* TASK BRIEF
Which lines of the listing below contain the word "this"? Copy each of them.

* MATERIAL FOR THE TASK

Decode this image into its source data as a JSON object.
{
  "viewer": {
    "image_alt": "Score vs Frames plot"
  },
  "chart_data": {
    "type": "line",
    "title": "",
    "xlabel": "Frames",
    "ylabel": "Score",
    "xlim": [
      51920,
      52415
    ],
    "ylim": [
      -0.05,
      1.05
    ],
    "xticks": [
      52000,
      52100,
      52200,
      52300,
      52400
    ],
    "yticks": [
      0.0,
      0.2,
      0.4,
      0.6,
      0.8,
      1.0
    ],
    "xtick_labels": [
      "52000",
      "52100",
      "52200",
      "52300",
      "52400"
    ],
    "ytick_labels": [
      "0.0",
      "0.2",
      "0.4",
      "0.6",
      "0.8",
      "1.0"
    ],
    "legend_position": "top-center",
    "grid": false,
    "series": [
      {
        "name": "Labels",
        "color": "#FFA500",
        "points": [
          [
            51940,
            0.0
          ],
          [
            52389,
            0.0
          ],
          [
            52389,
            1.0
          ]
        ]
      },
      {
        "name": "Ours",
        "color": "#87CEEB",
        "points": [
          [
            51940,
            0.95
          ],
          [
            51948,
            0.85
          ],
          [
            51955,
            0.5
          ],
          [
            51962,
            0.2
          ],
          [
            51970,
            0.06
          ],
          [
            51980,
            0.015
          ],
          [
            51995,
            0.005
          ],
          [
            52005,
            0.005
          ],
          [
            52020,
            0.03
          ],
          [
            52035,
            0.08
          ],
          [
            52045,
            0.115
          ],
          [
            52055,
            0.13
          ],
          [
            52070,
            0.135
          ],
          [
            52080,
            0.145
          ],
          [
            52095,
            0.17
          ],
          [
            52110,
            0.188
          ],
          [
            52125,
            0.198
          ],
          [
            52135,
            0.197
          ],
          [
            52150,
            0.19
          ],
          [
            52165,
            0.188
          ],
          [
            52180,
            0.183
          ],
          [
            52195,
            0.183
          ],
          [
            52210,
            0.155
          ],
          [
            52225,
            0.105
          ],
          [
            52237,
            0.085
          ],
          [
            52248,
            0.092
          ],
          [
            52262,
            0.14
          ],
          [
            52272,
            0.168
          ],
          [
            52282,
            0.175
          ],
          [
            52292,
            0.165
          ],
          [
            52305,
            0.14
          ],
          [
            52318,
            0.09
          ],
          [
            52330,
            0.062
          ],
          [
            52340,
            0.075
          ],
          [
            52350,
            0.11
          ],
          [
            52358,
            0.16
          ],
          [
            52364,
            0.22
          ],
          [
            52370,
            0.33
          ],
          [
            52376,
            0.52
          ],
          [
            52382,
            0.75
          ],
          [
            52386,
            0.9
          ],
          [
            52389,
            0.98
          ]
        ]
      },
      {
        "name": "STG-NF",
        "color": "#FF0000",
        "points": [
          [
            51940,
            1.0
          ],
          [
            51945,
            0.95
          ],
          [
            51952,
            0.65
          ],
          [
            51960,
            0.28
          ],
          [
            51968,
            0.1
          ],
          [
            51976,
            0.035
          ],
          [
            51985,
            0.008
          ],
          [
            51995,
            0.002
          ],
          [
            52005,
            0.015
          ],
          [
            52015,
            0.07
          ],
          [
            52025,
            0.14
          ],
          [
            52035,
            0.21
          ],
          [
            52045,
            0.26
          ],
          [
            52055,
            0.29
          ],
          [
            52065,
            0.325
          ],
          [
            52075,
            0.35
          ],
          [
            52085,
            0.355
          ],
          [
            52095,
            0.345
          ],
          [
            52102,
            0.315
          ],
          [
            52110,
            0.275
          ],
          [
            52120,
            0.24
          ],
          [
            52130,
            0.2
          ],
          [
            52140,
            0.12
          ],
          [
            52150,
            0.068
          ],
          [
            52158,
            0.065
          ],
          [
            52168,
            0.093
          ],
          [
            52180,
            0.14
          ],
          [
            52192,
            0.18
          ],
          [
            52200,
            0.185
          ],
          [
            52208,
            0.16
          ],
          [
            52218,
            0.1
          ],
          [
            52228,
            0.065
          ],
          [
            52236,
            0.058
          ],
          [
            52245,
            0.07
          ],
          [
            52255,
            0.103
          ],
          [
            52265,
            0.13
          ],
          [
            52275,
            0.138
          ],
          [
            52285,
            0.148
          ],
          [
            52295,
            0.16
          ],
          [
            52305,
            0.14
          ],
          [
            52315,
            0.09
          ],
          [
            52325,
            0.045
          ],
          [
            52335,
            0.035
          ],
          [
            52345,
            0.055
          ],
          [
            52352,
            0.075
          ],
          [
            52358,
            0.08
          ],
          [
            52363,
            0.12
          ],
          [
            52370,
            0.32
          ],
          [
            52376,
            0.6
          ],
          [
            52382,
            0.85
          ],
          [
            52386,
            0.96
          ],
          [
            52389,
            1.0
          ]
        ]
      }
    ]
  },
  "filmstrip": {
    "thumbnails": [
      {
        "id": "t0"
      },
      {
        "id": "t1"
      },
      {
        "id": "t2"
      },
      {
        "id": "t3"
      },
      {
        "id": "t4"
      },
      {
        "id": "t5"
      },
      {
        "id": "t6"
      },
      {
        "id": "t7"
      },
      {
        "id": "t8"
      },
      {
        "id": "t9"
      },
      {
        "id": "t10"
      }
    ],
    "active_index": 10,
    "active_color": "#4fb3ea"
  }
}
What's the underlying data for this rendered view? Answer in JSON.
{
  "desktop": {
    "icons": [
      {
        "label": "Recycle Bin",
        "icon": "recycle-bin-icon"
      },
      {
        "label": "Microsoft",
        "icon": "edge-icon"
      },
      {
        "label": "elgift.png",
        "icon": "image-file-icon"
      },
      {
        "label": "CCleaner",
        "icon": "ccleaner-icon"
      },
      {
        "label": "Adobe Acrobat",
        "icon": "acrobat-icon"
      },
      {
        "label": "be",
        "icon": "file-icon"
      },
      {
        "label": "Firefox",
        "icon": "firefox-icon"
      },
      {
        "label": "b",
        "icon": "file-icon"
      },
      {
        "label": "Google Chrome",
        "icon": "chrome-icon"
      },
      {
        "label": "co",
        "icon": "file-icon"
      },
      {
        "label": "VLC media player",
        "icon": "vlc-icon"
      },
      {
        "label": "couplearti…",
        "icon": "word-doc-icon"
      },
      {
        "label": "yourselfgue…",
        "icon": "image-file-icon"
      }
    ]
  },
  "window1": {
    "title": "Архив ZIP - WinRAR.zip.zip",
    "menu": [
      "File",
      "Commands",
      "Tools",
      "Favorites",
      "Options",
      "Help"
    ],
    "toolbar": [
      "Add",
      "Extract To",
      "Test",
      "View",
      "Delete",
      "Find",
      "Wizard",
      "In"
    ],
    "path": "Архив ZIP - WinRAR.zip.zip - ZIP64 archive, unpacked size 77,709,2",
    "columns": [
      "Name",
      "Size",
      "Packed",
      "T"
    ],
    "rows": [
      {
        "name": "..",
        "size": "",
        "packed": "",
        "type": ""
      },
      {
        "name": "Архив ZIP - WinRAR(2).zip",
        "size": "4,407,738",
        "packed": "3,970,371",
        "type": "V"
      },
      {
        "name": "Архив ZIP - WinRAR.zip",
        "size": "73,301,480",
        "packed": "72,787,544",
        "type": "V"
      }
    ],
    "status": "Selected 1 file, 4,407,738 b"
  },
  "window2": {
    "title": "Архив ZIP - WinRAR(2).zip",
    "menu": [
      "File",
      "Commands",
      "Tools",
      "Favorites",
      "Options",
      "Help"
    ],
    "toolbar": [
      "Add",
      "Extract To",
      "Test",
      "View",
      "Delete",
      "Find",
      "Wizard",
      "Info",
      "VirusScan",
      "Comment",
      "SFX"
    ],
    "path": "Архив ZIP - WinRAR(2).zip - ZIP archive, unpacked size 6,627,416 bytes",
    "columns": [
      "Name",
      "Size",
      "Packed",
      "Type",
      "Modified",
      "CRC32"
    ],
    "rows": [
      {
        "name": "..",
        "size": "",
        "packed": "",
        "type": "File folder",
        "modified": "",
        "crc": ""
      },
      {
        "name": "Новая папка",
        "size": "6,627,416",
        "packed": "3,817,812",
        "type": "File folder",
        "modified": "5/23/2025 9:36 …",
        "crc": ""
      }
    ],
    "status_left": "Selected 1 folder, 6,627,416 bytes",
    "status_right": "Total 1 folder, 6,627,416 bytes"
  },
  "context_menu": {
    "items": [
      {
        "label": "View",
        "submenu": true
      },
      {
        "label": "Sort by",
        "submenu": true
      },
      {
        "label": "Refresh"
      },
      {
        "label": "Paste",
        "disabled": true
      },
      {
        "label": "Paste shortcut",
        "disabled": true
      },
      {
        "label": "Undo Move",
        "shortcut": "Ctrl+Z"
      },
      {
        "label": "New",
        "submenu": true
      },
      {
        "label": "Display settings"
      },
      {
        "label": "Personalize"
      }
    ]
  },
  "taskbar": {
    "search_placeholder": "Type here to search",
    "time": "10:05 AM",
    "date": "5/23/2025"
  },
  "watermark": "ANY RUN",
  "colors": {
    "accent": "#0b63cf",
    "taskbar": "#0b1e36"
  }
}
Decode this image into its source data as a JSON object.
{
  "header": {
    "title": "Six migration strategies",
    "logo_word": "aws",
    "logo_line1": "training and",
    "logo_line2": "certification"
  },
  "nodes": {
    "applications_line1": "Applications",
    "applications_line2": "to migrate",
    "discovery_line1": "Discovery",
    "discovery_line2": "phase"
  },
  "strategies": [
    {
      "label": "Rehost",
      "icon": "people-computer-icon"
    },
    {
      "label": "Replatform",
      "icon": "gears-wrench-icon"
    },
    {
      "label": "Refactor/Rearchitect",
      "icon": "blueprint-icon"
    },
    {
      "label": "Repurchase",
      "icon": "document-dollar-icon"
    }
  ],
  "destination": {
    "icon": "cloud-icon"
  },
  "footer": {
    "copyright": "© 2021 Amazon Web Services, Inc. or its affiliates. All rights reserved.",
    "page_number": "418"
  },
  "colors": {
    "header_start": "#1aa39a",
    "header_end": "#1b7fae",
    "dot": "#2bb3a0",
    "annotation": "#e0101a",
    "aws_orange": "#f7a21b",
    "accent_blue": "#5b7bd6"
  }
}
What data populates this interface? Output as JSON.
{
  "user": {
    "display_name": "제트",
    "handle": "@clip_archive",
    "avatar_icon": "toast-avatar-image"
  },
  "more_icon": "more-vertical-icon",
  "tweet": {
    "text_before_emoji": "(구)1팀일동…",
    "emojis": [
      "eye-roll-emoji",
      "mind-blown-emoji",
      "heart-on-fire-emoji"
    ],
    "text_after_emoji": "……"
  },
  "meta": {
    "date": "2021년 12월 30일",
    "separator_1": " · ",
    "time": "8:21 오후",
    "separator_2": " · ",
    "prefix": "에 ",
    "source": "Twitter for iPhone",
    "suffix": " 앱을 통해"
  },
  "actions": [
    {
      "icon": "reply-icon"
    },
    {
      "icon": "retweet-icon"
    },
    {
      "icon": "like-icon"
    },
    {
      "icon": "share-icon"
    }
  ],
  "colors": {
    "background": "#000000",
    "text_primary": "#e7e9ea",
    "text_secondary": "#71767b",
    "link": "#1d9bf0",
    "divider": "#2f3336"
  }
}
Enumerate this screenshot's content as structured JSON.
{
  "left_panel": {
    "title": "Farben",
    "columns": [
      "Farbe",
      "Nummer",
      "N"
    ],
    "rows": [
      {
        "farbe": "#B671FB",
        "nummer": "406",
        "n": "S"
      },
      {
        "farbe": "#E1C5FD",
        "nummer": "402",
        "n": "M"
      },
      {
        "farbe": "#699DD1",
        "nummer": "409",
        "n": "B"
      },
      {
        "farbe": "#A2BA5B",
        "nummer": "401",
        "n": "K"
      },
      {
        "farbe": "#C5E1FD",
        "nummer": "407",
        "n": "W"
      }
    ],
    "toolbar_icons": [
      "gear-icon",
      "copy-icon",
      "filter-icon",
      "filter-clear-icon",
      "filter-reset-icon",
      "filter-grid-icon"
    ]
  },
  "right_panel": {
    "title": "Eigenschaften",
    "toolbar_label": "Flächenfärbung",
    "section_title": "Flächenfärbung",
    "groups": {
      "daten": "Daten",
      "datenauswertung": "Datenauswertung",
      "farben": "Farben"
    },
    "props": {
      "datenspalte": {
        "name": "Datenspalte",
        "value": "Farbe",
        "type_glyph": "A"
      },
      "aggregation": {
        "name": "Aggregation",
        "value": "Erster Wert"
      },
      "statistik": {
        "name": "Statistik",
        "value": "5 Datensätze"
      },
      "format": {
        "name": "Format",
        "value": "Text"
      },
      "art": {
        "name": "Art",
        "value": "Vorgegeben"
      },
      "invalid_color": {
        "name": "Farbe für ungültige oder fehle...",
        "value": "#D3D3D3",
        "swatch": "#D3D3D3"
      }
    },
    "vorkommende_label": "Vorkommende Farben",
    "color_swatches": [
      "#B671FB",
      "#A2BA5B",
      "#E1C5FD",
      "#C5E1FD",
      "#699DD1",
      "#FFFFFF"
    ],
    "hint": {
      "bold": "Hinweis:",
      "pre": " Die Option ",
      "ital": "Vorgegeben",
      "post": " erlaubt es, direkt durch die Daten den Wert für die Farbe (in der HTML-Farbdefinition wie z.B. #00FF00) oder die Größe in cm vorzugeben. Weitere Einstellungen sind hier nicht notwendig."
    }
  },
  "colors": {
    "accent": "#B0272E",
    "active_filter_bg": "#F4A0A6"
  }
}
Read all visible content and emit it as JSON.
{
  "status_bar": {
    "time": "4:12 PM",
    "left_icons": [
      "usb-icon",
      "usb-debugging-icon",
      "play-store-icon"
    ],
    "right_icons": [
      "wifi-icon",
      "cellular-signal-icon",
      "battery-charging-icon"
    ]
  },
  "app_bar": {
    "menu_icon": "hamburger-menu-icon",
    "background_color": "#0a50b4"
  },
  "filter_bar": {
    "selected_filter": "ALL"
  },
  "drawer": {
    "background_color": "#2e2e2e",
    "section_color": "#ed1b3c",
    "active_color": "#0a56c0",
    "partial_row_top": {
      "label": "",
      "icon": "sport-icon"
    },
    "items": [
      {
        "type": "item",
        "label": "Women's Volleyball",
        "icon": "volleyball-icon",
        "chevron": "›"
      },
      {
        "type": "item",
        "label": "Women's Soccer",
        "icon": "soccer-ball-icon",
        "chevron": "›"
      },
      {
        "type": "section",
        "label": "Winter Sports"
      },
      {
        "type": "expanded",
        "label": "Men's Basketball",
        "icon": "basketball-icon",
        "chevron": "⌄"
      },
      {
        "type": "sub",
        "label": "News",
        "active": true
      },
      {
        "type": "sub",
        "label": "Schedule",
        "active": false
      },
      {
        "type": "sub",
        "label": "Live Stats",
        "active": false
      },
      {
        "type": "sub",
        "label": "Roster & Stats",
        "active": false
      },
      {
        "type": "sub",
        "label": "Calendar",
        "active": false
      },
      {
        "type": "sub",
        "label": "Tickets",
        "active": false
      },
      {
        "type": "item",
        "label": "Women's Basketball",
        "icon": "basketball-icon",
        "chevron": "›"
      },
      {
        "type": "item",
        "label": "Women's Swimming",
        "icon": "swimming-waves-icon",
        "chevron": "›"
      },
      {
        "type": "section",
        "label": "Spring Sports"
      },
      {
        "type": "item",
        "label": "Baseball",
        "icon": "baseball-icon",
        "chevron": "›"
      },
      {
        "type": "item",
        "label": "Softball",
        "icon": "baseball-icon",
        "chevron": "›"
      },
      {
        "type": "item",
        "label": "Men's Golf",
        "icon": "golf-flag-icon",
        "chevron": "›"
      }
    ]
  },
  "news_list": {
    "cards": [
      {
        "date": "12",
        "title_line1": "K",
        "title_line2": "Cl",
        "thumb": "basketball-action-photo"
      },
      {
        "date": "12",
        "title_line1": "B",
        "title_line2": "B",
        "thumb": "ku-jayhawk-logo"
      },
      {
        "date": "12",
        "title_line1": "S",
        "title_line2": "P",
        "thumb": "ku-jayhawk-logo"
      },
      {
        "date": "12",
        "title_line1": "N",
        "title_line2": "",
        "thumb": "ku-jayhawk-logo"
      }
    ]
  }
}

* WRITTEN RESPONSE
Decode this image into its source data as a JSON object.
What's the underlying data for this rendered view? Answer in JSON.
Decode this image into its source data as a JSON object.
What data populates this interface? Output as JSON.
Enumerate this screenshot's content as structured JSON.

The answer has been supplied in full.